Exercise instructions:
The answer should hold every line of the listing, unchanged and free of images.

Material for this task:
%%

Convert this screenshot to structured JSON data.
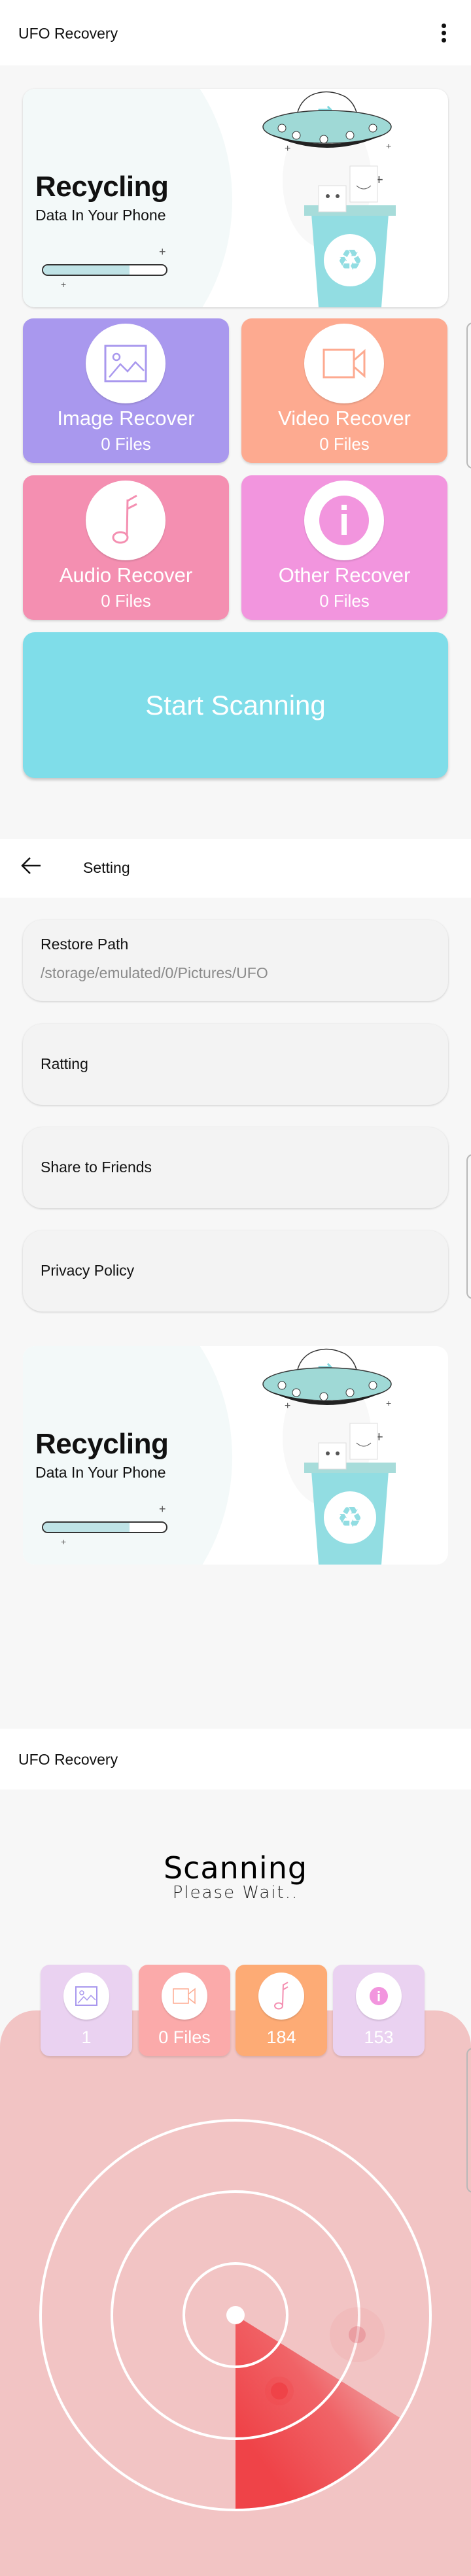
{
  "home": {
    "app_title": "UFO Recovery",
    "menu_icon": "more-vert-icon",
    "banner": {
      "title": "Recycling",
      "subtitle": "Data In Your Phone",
      "progress": 0.7
    },
    "tiles": [
      {
        "label": "Image Recover",
        "count": "0 Files",
        "icon": "image-icon",
        "color": "#a998ee"
      },
      {
        "label": "Video Recover",
        "count": "0 Files",
        "icon": "video-camera-icon",
        "color": "#fdaa90"
      },
      {
        "label": "Audio Recover",
        "count": "0 Files",
        "icon": "music-note-icon",
        "color": "#f48fb1"
      },
      {
        "label": "Other Recover",
        "count": "0 Files",
        "icon": "info-icon",
        "color": "#f295de"
      }
    ],
    "start_button": "Start Scanning",
    "start_color": "#7fdde9"
  },
  "settings": {
    "title": "Setting",
    "back_icon": "arrow-back-icon",
    "items": [
      {
        "label": "Restore Path",
        "value": "/storage/emulated/0/Pictures/UFO"
      },
      {
        "label": "Ratting"
      },
      {
        "label": "Share to Friends"
      },
      {
        "label": "Privacy Policy"
      }
    ],
    "banner": {
      "title": "Recycling",
      "subtitle": "Data In Your Phone",
      "progress": 0.7
    }
  },
  "scanning": {
    "app_title": "UFO Recovery",
    "title": "Scanning",
    "subtitle": "Please Wait..",
    "tiles": [
      {
        "count": "1",
        "icon": "image-icon",
        "color": "#ead2f1"
      },
      {
        "count": "0 Files",
        "icon": "video-camera-icon",
        "color": "#fbaaaa"
      },
      {
        "count": "184",
        "icon": "music-note-icon",
        "color": "#fdab75"
      },
      {
        "count": "153",
        "icon": "info-icon",
        "color": "#ead2f1"
      }
    ],
    "radar_color": "#ef4348",
    "panel_color": "#f2c4c4"
  }
}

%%

Expected output:
Convert this screenshot to structured JSON data.
{
  "home": {
    "app_title": "UFO Recovery",
    "menu_icon": "more-vert-icon",
    "banner": {
      "title": "Recycling",
      "subtitle": "Data In Your Phone",
      "progress": 0.7
    },
    "tiles": [
      {
        "label": "Image Recover",
        "count": "0 Files",
        "icon": "image-icon",
        "color": "#a998ee"
      },
      {
        "label": "Video Recover",
        "count": "0 Files",
        "icon": "video-camera-icon",
        "color": "#fdaa90"
      },
      {
        "label": "Audio Recover",
        "count": "0 Files",
        "icon": "music-note-icon",
        "color": "#f48fb1"
      },
      {
        "label": "Other Recover",
        "count": "0 Files",
        "icon": "info-icon",
        "color": "#f295de"
      }
    ],
    "start_button": "Start Scanning",
    "start_color": "#7fdde9"
  },
  "settings": {
    "title": "Setting",
    "back_icon": "arrow-back-icon",
    "items": [
      {
        "label": "Restore Path",
        "value": "/storage/emulated/0/Pictures/UFO"
      },
      {
        "label": "Ratting"
      },
      {
        "label": "Share to Friends"
      },
      {
        "label": "Privacy Policy"
      }
    ],
    "banner": {
      "title": "Recycling",
      "subtitle": "Data In Your Phone",
      "progress": 0.7
    }
  },
  "scanning": {
    "app_title": "UFO Recovery",
    "title": "Scanning",
    "subtitle": "Please Wait..",
    "tiles": [
      {
        "count": "1",
        "icon": "image-icon",
        "color": "#ead2f1"
      },
      {
        "count": "0 Files",
        "icon": "video-camera-icon",
        "color": "#fbaaaa"
      },
      {
        "count": "184",
        "icon": "music-note-icon",
        "color": "#fdab75"
      },
      {
        "count": "153",
        "icon": "info-icon",
        "color": "#ead2f1"
      }
    ],
    "radar_color": "#ef4348",
    "panel_color": "#f2c4c4"
  }
}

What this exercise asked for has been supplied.